CPI food-at-home prices are rising. Besides, labor and supply costs are on a steady incline. Both of these factors can make price change delays on the shelf costly. Furthermore, making price changes on the corporate or wholesale level does not ensure they will get released at the store level and receive updated tags.
Scan for Incorrect Pricing and Unit Tags
During this uncertain time, inaccuracies between the prices on tags and scans can erode customer trust. Grocers can stay on top of price increases by implementing a schedule of regular aisle scan tests. They report the results to management, ensuring that pricing and unit tag errors are caught and corrected in a timely fashion.
Review These Reports to Monitor Pricing
There are a couple of different factors grocers should take into account to accurately track pricing changes and cost increases in the back office. The wholesaler sets the price - A spot check for errors is the only course of action necessary. The grocer maintains their pricing files - They must review three different types of reports.
In the latter case, the reports that will help groceries manage their gross margins are total adverse reports, gross margins by category, and cost increase sheets.
The ideal result of negative gross reports is a lack of data, except for vendor-provided funding outside of costs used for hot ads. It is essential to run these reports regularly. Processing gross margins by category reports involve reviewing the margins according to the category for consistency in category goals.
Grocers should require buyers to provide cost increase sheets to their pricing staff. Developing a system to log the sheets from the buying department, along with a sign-off process once they are complete, is critical.
Although following these strategies is highly recommended, sales should always remain the top priority for grocers. Strong sales can strengthen many weaknesses and solve many issues. Independent grocers, in particular, should focus on sales, as the leading 25 percent of retailers average a larger per-transaction size of 16 percent over the average independent grocer.
Grocers should not stop at national brand items with increasing prices. It is also imperative to monitor their private label price parity and the parity in the cost of different size products as prices rise. National retailers’ private brands sales penetration is 7% to 10% higher than average independents; this a competitive disadvantage and gross profit opportunity.
Food, a high influential factor in the industry, is experiencing rapid growth. By following all of these tips, grocers will give themselves the advantage they need to benefit from this trend.
The declining vendor promotional funds should be included as another critical factor in protecting gross margins. As the pandemic hit, vendors took quick action to pull back promotional funding levels. A natural economic shift in supply vs. demand, why discount products when they can't manufacture it fast enough?
This reduction in promotional spending has a hidden impact to gross margin erosion; all of the restock will be done at a higher net landed cost of products and a small portion of vendor trade funds (pass on allowance programs) are kept by the retailers to enhance gross profit. Also, retailers need to be paying close attention to vendor advertising funds, which are used to off-set retailers' weekly advertising spends (print ads, TV, and other media).
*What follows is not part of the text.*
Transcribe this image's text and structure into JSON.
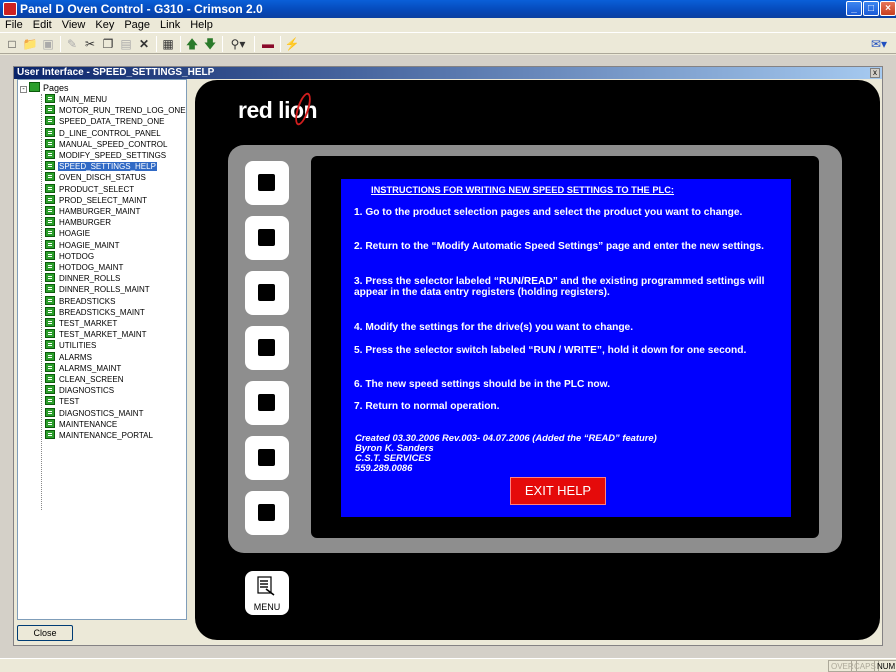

"It is clear that in the short term, grocery retailers are experiencing a huge influx of business as a result of consumers stocking up in essential products. Also, we see a shift of food-away-from-home dollars (restaurants) to food-at-home dollars (grocery). On average, we have seen a 30% increase in overall same-store sales just for March. The real question is, will this impact the long-term trend?" FMS Solutions CEO Robert Graybill said.
According to Graybill, grocers should expect unemployment increases and the downward effect on the economy to continue to further the shift to grocery stores. Consumers with lost wages will need to tighten their belts. Graybill anticipates that grocers will probably see a change to cost-saving measures such as private labels within the store itself. However, many consumers will return to their habits of eating out more frequently as the economy recovers.
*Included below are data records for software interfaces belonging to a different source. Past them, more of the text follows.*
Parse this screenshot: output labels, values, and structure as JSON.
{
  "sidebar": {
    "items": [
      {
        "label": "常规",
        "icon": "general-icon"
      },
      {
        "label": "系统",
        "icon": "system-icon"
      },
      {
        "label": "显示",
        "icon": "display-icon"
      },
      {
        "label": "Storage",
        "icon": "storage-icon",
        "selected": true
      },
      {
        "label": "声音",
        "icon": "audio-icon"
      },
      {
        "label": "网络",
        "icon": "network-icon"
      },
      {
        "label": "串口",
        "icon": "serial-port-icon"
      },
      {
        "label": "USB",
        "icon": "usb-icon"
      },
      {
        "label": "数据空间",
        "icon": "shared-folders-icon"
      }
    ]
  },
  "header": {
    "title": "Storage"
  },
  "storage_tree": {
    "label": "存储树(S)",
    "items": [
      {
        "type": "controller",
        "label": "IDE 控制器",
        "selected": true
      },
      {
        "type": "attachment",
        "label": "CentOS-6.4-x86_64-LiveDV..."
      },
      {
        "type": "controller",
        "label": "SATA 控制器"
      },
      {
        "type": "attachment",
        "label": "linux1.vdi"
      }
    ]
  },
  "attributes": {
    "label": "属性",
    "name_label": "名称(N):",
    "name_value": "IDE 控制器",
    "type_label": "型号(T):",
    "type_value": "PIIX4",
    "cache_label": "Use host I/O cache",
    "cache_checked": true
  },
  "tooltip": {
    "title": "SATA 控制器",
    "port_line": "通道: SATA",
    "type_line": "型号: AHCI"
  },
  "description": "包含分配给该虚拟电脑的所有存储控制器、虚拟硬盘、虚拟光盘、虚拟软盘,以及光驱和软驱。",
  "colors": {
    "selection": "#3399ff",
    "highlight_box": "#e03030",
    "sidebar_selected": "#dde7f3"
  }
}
"In summary, the short-term increases will reduce, but there will be a long-term positive impact on the grocer's top line until the economic impacts become more muted," Graybill concluded.
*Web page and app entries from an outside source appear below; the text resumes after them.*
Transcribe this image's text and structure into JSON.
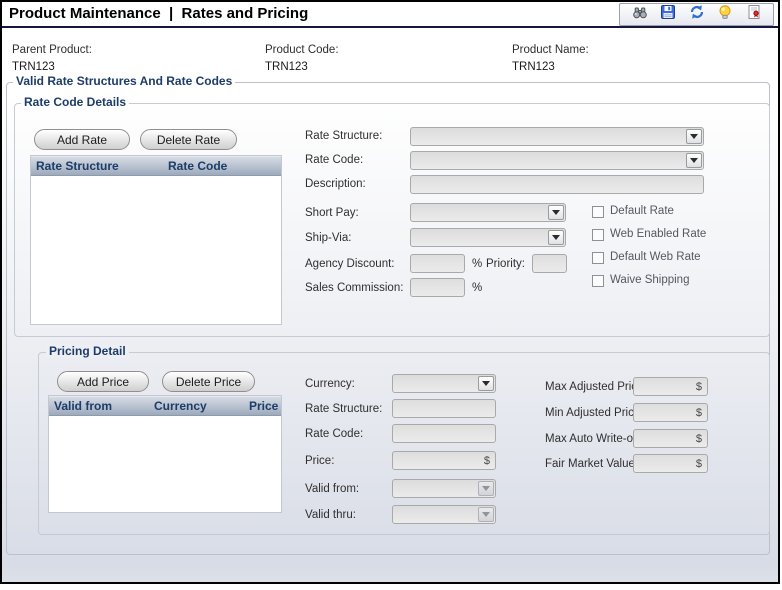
{
  "title": "Product Maintenance  |  Rates and Pricing",
  "toolbar": {
    "icons": [
      "binoculars-find",
      "save",
      "refresh",
      "hint-bulb",
      "report"
    ]
  },
  "header_fields": {
    "parent_product": {
      "label": "Parent Product:",
      "value": "TRN123"
    },
    "product_code": {
      "label": "Product Code:",
      "value": "TRN123"
    },
    "product_name": {
      "label": "Product Name:",
      "value": "TRN123"
    }
  },
  "valid_rates_group_legend": "Valid Rate Structures And Rate Codes",
  "rate_code_details": {
    "legend": "Rate Code Details",
    "add_button": "Add Rate",
    "delete_button": "Delete Rate",
    "table": {
      "headers": [
        "Rate Structure",
        "Rate Code"
      ],
      "rows": []
    },
    "labels": {
      "rate_structure": "Rate Structure:",
      "rate_code": "Rate Code:",
      "description": "Description:",
      "short_pay": "Short Pay:",
      "ship_via": "Ship-Via:",
      "agency_discount": "Agency Discount:",
      "priority": "Priority:",
      "sales_commission": "Sales Commission:"
    },
    "percent_symbol": "%",
    "fields": {
      "rate_structure": "",
      "rate_code": "",
      "description": "",
      "short_pay": "",
      "ship_via": "",
      "agency_discount": "",
      "priority": "",
      "sales_commission": ""
    },
    "checkboxes": [
      {
        "label": "Default Rate",
        "checked": false
      },
      {
        "label": "Web Enabled Rate",
        "checked": false
      },
      {
        "label": "Default Web Rate",
        "checked": false
      },
      {
        "label": "Waive Shipping",
        "checked": false
      }
    ]
  },
  "pricing_detail": {
    "legend": "Pricing Detail",
    "add_button": "Add Price",
    "delete_button": "Delete Price",
    "table": {
      "headers": [
        "Valid from",
        "Currency",
        "Price"
      ],
      "rows": []
    },
    "labels": {
      "currency": "Currency:",
      "rate_structure": "Rate Structure:",
      "rate_code": "Rate Code:",
      "price": "Price:",
      "valid_from": "Valid from:",
      "valid_thru": "Valid thru:",
      "max_adjusted_price": "Max Adjusted Price:",
      "min_adjusted_price": "Min Adjusted Price",
      "max_auto_writeoff": "Max Auto Write-off:",
      "fair_market_value": "Fair Market Value:"
    },
    "currency_symbol": "$",
    "fields": {
      "currency": "",
      "rate_structure": "",
      "rate_code": "",
      "price": "",
      "valid_from": "",
      "valid_thru": "",
      "max_adjusted_price": "",
      "min_adjusted_price": "",
      "max_auto_writeoff": "",
      "fair_market_value": ""
    }
  },
  "colors": {
    "legend_navy": "#1d3c68",
    "table_header_top": "#d9dee6",
    "table_header_bottom": "#9daabd",
    "title_underline": "#16163c",
    "window_border": "#010101",
    "content_bottom": "#d8dce6"
  }
}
About FMS Solutions
FMS Solutions offers accounting services that empower retailers to make informed operational decisions on a daily basis. The company gives users a premier suite of integrated software solutions that provide a 360-degree view of how each retailer’s store is performing in all of its accounting processes. The technology FMS Solutions designed for independent grocery store retailers is highly adept at keeping pace with external developments. It was designed with unique features that stand the test of time and remain user-friendly through any number of iterations. Learn more at https://www.fmssolutions.com/eng/.
Source: FMS Solutions